The engineers came up with Part No. D811690, which was an adaptor to fit between two four-barrel carburetors on top of the manifold and hold a Carter sidedraft carburetor on the driver’s side. Toth said the Carter carburetor manifold had a series of bell cranks and slides in the blueprints. “It looked impressive,” he added. “Sort of like a tri-power carburetor setup with a ram-type dual-quad intake.”
The service engineers were impressed by the manifold’s performance, but had issues with it and the linkage system. There was no provision for an air cleaner or silencer. The setup was too high to fit under the hoods of cars that were continually getting lower. There were questions about how to run cold air in. Still, the service people (many at the time were enthusiasts) were encouraged.
Since the Pomona Winternationals drag races were coming, they selected two Carter four-barrel carburetors to use with the manifold as well as the block-off plate for the center carburetor flange. Eighteen manifolds were manufactured, but Pontiac never made the center elbows to mount the third carburetor on.
“A month later, in mid-January 1963, they came up with a Gen II version of the manifold,” Toth revealed. “It satisfied all the issues they had with the first design. They deleted the entire idling circuit, went to different, more tractable four-barrel carburetors and lowered the manifold so air cleaners could be fitted. Even more dramatic was a change that made provision for a water jacket for cooling. Only four ‘bathtub’ manifolds with water jackets were produced.”
At the end of January 1963, the GM racing edict came down from top management and Pontiac’s racing program came to a dead halt. There would be no more bathtub manifolds or dual-quad manifolds. “That was in ’63,” said Dimitrie Toth. “Now, fast forward to September 2013. I go online and here’s this Studebaker on my computer that was racing at Cordova Dragway. The Studebaker has a Pontiac 421 Super-Duty V8 with a bathtub manifold with three carbs, but the third one is a Stromberg.”
Toth got into the vault in the Pontiac Engineering department where the original design was on microfiche and copied the drawings. Then, he got in touch with Allen and his crew thru Cordova Dragway. “Their Studebaker was halfway there and on the right track,” Toth admitted.

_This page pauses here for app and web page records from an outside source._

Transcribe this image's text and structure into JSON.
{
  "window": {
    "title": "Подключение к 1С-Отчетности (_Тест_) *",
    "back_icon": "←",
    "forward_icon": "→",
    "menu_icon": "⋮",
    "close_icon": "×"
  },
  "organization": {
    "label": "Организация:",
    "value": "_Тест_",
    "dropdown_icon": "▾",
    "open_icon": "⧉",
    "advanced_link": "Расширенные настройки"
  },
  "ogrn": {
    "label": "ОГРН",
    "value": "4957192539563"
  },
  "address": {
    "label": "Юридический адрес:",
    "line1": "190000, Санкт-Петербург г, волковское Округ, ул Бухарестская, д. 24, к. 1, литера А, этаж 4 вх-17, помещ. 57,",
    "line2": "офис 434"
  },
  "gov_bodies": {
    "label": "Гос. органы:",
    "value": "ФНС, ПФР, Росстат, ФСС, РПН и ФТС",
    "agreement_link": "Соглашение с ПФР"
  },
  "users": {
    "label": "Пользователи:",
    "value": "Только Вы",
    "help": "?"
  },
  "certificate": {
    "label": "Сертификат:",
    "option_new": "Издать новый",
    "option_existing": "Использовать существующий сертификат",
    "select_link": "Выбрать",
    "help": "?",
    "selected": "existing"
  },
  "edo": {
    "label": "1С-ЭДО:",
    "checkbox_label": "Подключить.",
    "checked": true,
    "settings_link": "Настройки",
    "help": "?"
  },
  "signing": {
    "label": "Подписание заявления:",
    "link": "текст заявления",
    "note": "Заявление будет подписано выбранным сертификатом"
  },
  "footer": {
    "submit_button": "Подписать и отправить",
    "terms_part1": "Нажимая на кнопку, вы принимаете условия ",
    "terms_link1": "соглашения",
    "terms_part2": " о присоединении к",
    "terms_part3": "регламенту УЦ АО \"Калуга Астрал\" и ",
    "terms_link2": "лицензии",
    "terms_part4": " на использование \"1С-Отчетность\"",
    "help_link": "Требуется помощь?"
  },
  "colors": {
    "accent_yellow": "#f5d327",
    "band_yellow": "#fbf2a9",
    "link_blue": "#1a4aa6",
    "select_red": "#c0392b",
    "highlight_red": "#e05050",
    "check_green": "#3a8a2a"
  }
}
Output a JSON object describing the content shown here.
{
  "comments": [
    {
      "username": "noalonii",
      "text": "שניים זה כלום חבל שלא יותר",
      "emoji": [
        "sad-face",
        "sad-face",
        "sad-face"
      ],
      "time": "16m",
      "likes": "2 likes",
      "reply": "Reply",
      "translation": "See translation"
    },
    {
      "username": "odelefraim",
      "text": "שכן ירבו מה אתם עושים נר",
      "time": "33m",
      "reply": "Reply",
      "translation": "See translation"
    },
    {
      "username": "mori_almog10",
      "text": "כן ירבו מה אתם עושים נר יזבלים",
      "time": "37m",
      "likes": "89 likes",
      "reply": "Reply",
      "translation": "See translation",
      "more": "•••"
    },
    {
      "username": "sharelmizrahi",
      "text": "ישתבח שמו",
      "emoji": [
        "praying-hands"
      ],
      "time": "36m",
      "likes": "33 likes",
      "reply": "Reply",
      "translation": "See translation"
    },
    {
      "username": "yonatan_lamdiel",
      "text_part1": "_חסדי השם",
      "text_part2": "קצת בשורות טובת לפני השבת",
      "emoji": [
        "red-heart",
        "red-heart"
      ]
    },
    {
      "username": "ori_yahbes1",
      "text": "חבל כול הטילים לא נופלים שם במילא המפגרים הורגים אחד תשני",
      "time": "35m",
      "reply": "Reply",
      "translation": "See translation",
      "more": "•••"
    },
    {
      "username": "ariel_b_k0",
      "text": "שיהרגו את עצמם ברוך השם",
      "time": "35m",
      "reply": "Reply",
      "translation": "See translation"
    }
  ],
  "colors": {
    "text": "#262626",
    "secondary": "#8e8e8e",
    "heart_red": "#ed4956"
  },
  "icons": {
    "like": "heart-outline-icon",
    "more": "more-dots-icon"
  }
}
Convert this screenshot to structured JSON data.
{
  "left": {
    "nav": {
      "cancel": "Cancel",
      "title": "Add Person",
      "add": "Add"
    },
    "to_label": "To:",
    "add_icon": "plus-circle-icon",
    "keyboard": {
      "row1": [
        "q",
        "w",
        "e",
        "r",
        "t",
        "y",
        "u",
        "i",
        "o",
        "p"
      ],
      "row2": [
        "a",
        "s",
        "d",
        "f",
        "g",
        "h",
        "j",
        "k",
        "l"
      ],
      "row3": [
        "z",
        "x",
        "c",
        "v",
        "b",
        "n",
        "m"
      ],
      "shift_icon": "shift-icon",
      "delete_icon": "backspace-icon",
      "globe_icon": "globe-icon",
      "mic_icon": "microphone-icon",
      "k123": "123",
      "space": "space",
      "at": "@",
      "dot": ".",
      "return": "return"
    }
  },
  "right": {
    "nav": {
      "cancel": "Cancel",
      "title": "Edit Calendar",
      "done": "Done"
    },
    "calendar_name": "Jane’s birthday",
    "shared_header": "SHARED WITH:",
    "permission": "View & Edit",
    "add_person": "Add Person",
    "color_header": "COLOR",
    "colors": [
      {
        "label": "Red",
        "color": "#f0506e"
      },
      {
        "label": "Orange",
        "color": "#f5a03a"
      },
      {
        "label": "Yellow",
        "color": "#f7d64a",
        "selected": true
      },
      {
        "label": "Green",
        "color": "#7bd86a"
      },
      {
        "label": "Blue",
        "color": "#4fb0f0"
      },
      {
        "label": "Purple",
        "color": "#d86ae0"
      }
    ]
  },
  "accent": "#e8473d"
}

From that time until about April 2014, Allen and his friends got the drawings and information from Toth and were able to put a functioning system together with a Carter carburetor. “Pontiac never had this system in a car,” Toth pointed out. “They may have made a dyno example, but I believe this Studebaker to be the only car ever to carry this system.”